◆ Required action
If a line in the data contains "Comprobantes", copy it out.

[Data to process — start]

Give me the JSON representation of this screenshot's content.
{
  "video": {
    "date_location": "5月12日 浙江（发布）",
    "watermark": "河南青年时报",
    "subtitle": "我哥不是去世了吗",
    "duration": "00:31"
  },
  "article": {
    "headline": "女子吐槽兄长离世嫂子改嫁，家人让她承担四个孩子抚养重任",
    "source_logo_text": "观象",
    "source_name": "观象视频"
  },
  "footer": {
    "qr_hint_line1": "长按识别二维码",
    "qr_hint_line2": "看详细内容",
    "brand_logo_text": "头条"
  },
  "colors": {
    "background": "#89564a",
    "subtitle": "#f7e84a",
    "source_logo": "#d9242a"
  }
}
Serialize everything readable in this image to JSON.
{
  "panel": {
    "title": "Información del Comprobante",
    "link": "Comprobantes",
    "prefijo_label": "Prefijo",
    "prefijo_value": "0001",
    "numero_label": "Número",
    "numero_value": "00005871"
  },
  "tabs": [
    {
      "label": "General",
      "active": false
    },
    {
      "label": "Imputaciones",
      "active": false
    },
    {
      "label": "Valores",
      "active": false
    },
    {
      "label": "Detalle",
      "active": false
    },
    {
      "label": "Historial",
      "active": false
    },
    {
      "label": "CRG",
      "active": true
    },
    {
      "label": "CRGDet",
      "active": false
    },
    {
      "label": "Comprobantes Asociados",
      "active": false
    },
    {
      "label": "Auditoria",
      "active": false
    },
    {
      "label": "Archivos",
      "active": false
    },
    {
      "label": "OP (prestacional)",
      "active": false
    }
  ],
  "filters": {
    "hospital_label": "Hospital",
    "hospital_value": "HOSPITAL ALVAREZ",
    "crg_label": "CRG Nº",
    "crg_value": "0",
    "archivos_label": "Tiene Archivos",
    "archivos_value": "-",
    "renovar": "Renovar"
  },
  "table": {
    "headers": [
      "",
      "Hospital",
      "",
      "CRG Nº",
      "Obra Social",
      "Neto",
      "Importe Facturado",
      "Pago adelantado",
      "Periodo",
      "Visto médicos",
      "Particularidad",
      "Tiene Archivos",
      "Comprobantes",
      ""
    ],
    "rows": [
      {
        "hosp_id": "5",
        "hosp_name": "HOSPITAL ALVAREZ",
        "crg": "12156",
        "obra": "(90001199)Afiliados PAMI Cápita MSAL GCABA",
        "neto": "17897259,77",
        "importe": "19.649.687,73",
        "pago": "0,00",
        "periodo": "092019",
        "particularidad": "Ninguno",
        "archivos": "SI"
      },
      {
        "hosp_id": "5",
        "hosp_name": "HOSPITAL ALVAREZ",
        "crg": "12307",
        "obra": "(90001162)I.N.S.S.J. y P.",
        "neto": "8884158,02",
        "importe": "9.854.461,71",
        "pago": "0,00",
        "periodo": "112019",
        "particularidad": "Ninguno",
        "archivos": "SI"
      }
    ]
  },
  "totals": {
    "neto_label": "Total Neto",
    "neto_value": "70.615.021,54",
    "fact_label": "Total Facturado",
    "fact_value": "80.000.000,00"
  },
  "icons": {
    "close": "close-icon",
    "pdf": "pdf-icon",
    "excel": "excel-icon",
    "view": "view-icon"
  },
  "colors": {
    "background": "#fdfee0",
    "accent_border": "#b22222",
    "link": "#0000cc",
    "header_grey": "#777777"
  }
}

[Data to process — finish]

◆ Exercise answer
    "link": "Comprobantes",
      "label": "Comprobantes Asociados",
      "Comprobantes",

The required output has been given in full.